Tahir Mehmood Ashrafi, a Deoband cleric and also a member of the CII, says these family laws have already been reviewed by the previous council. He stresses the need to take up contemporary issues by the CII, including terrorism and Pakistan Protection Ordinance, etc. But, according to Ashrafi, the chairperson never talks about these despite insistence from some members. "The code of conduct proposed for legislation for interfaith harmony is before the council for the past few months but it has not become the agenda till date." He agrees with the view that the council needs to be revamped, comprising of scholars who bring about reforms.

An insider of the CII informs, "In a couple of meetings of the CII, reviewing blasphemy law to stop its misuse, members nominated by the Pakistan Peoples Party did not leave a single comment during the whole discussion. Ashrafi remained the only voice but, later, the chairperson turned down his proposals to stop the misuse of such laws," he says.

"Moderate voices are dying down," laments Ashrafi, adding, "It is becoming difficult in Pakistan to raise any issue which is discussed in the name of religion. The political will is too weak to touch the issue of extremism."

In a recent statement, the council’s chairperson said, "those who claim responsibility for terror acts have nothing to do with the Taliban. They are terrorists who want to destabilise the country.

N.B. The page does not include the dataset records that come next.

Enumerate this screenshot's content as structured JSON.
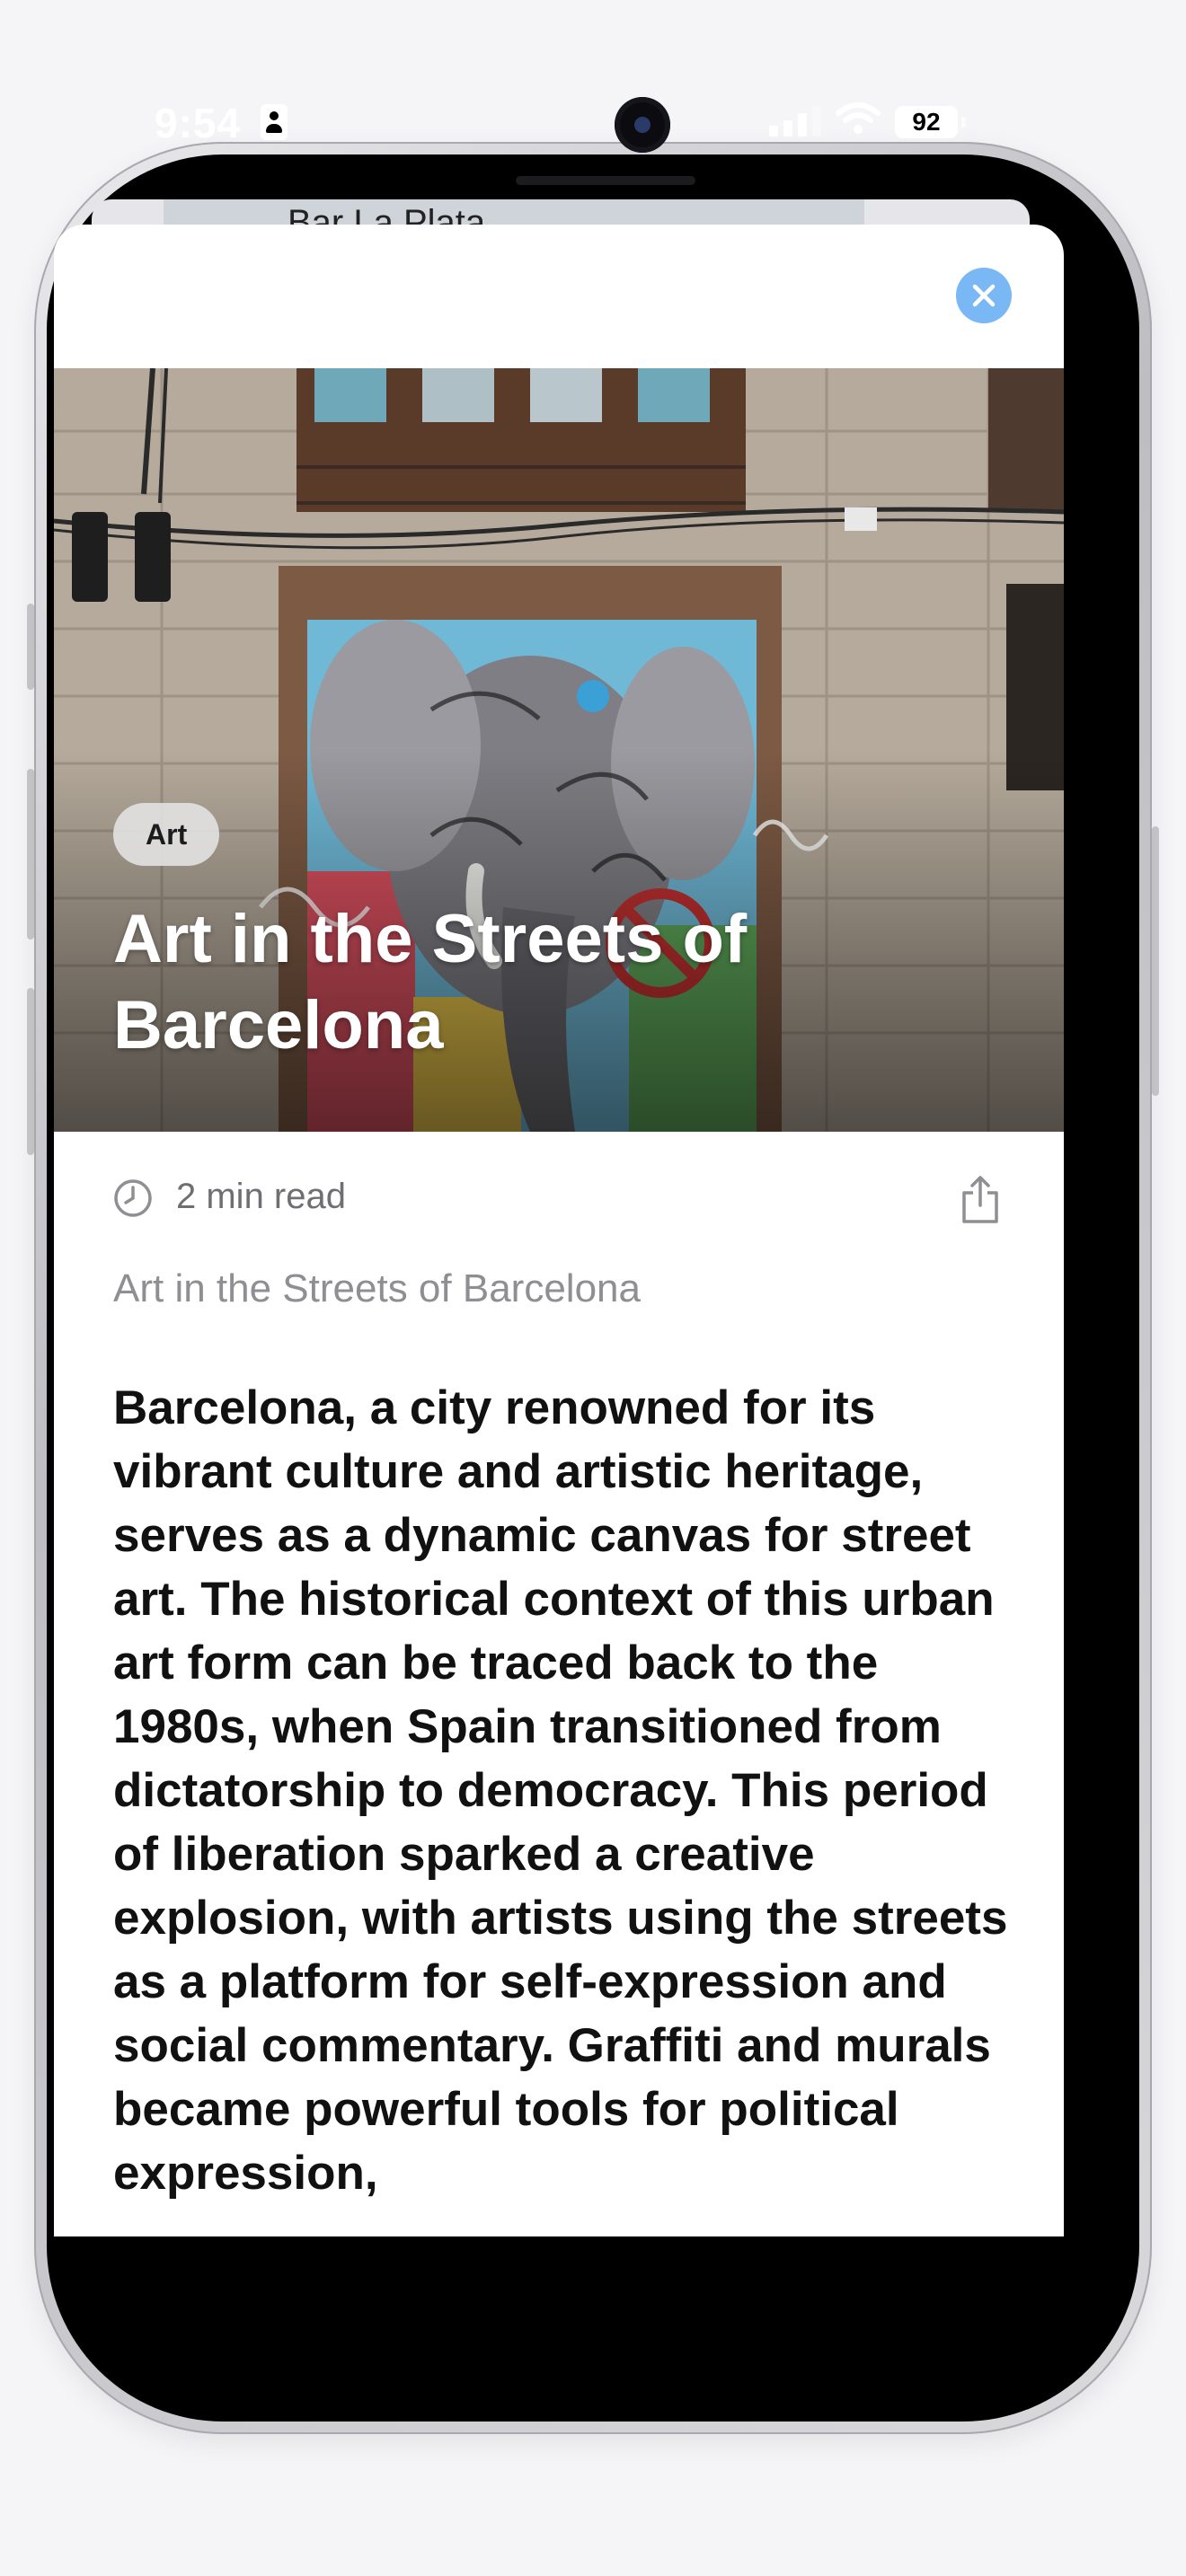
{
  "status_bar": {
    "time": "9:54",
    "battery": "92"
  },
  "background_card": {
    "label": "Bar La Plata"
  },
  "article": {
    "category": "Art",
    "hero_title": "Art in the Streets of Barcelona",
    "read_time": "2 min read",
    "subtitle": "Art in the Streets of Barcelona",
    "body": "Barcelona, a city renowned for its vibrant culture and artistic heritage, serves as a dynamic canvas for street art. The historical context of this urban art form can be traced back to the 1980s, when Spain transitioned from dictatorship to democracy. This period of liberation sparked a creative explosion, with artists using the streets as a platform for self-expression and social commentary. Graffiti and murals became powerful tools for political expression,"
  },
  "icons": {
    "close": "close-icon",
    "clock": "clock-icon",
    "share": "share-icon"
  },
  "colors": {
    "close_button": "#7ab8f5",
    "secondary_text": "#8e8e93"
  }
}
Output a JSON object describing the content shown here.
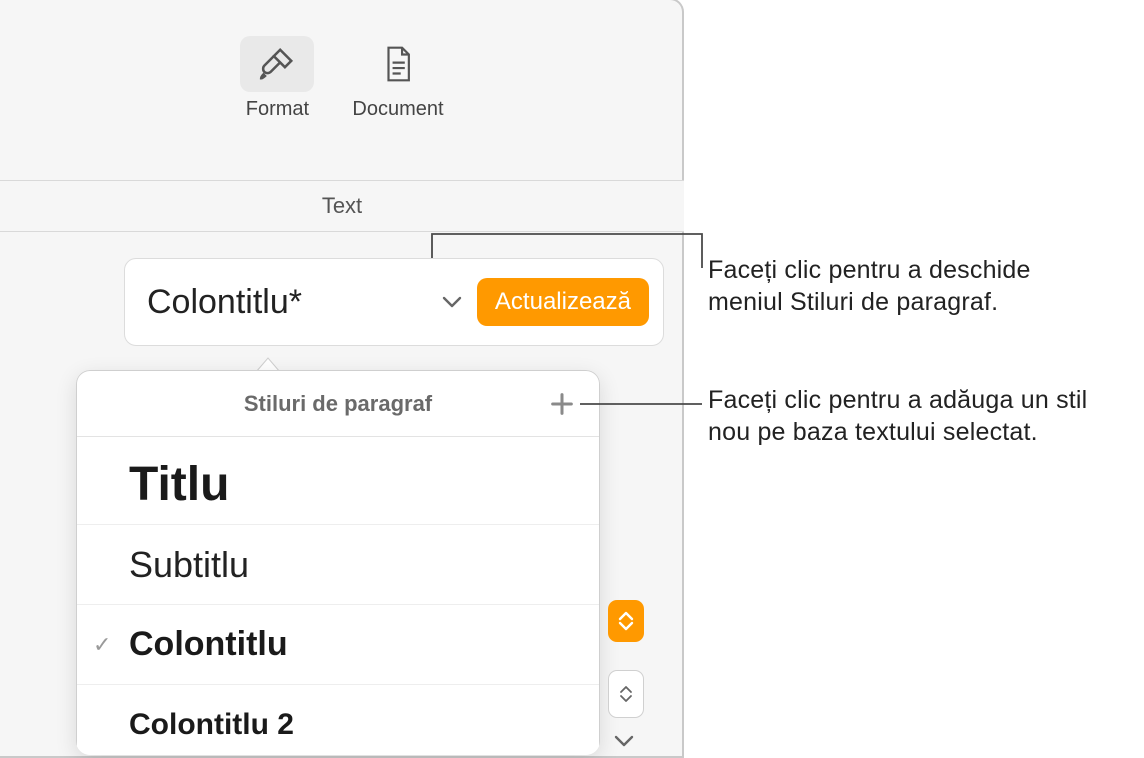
{
  "toolbar": {
    "format_label": "Format",
    "document_label": "Document"
  },
  "tab": {
    "text_label": "Text"
  },
  "style_control": {
    "current_style": "Colontitlu*",
    "update_button": "Actualizează"
  },
  "popover": {
    "title": "Stiluri de paragraf",
    "items": [
      {
        "label": "Titlu",
        "checked": false,
        "class": "s-titlu"
      },
      {
        "label": "Subtitlu",
        "checked": false,
        "class": "s-subtitlu"
      },
      {
        "label": "Colontitlu",
        "checked": true,
        "class": "s-colontitlu"
      },
      {
        "label": "Colontitlu 2",
        "checked": false,
        "class": "s-colontitlu2"
      }
    ]
  },
  "callouts": {
    "c1_line1": "Faceți clic pentru a deschide",
    "c1_line2": "meniul Stiluri de paragraf.",
    "c2_line1": "Faceți clic pentru a adăuga un stil",
    "c2_line2": "nou pe baza textului selectat."
  }
}
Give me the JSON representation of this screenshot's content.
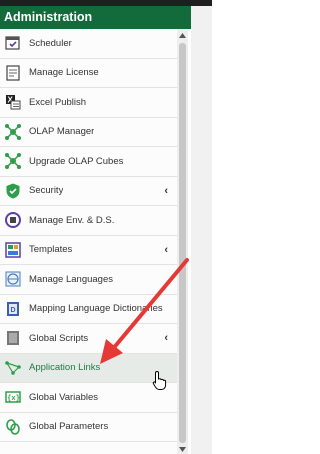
{
  "header": {
    "title": "Administration"
  },
  "sidebar": {
    "items": [
      {
        "label": "Scheduler",
        "icon": "calendar-check-icon"
      },
      {
        "label": "Manage License",
        "icon": "license-doc-icon"
      },
      {
        "label": "Excel Publish",
        "icon": "excel-icon"
      },
      {
        "label": "OLAP Manager",
        "icon": "olap-network-icon"
      },
      {
        "label": "Upgrade OLAP Cubes",
        "icon": "olap-upgrade-icon"
      },
      {
        "label": "Security",
        "icon": "shield-check-icon",
        "has_submenu": true
      },
      {
        "label": "Manage Env. & D.S.",
        "icon": "env-cycle-icon"
      },
      {
        "label": "Templates",
        "icon": "template-icon",
        "has_submenu": true
      },
      {
        "label": "Manage Languages",
        "icon": "globe-icon"
      },
      {
        "label": "Mapping Language Dictionaries",
        "icon": "dictionary-icon"
      },
      {
        "label": "Global Scripts",
        "icon": "script-icon",
        "has_submenu": true
      },
      {
        "label": "Application Links",
        "icon": "links-icon",
        "active": true
      },
      {
        "label": "Global Variables",
        "icon": "variables-icon"
      },
      {
        "label": "Global Parameters",
        "icon": "parameters-icon"
      }
    ],
    "submenu_chevron": "‹"
  },
  "colors": {
    "header_bg": "#136b3b",
    "active_text": "#1e7a45",
    "annotation_arrow": "#e53935"
  },
  "icons": {
    "chevron": "chevron-left-icon",
    "cursor": "hand-pointer-icon",
    "arrow": "annotation-arrow"
  }
}
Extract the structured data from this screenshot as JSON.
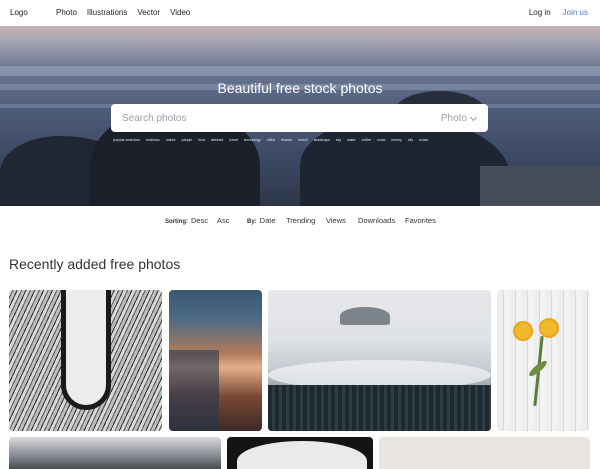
{
  "nav": {
    "logo": "Logo",
    "links": [
      "Photo",
      "Illustrations",
      "Vector",
      "Video"
    ],
    "login": "Log in",
    "join": "Join us"
  },
  "hero": {
    "headline": "Beautiful free stock photos",
    "search_placeholder": "Search photos",
    "search_type": "Photo",
    "tags": [
      "popular searches",
      "business",
      "nature",
      "people",
      "food",
      "abstract",
      "travel",
      "technology",
      "office",
      "flowers",
      "beach",
      "landscape",
      "sky",
      "water",
      "coffee",
      "snow",
      "money",
      "city",
      "music"
    ]
  },
  "sorting": {
    "sorting_label": "Sorting:",
    "desc": "Desc",
    "asc": "Asc",
    "by_label": "By:",
    "date": "Date",
    "trending": "Trending",
    "views": "Views",
    "downloads": "Downloads",
    "favorites": "Favorites"
  },
  "section": {
    "title": "Recently added free photos"
  },
  "colors": {
    "accent": "#4a7bd0"
  }
}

Such groups work for foreign intelligence agencies and their aim is to weaken the foundations of the country."

"Since 2011, the council has been focusing on family laws. The Ulema are more interested in implementing Fiqh. There is not much difference between them and Taliban; both consider Fiqh as Sharia and both are for its enforcement," observes a former member of the CII.

Syed Munawar Hasan, chief of Jamaat-e-Islami Pakistan, thinks that CII is a constitutional organisation and no one has said that it has acted beyond constitutional limits. "Their job is to recommend and it is up to the Assembly to accept or not," he says, adding, "Whether their recommendation is right or wrong is to be discussed on the Assembly floor." Hasan says it is up to the government if it wants to reconstitute it or change its composition or decrease its role. But if the CII is working constitutionally then there should be no issue. Their discussions and decisions’ psychological impact is welcomed but only those should debate who know it.

I.A. Rehman, Secretary General Human Rights Commission of Pakistan (HRCP), says "Poet of the East, Allama Iqbal, criticised the idea of formation of an advisory board of religious scholars to guide the Iranian parliament in 1905. "We also believe that parliament is the supreme authority to legislate or debate the issues. If there is need to create fresh arguments, the cleric and religious groups should contest elections and join the house and such official organisation be dissolved."

He says when clerics fail in having their agenda approved they take their frustration out on marginalised sections like women, children and minorities.

"In previous governments, chairperson of the CII used to be a retired judge or a scholar or a reformist like S.M. Zaman, and Dr Khalid Masud," Rehman says, adding, "Now we have orthodox and conservative religio-political clerics like Maulana Sherani." He says the council has been politicised and it depends on the government what kind of people they want in it.

Rehman says such nominations would continue to take up this type of agendas and add to the confusion. "This is because the government is weak and they are taking advantage of this situation. They are preparing ground for their likeminded groups," he says, recalling, "When Muslim family laws were presented in the Assembly, JUI’s leader Mufti Mehmood was a member of the Assembly and he did not oppose the law."

The Council in question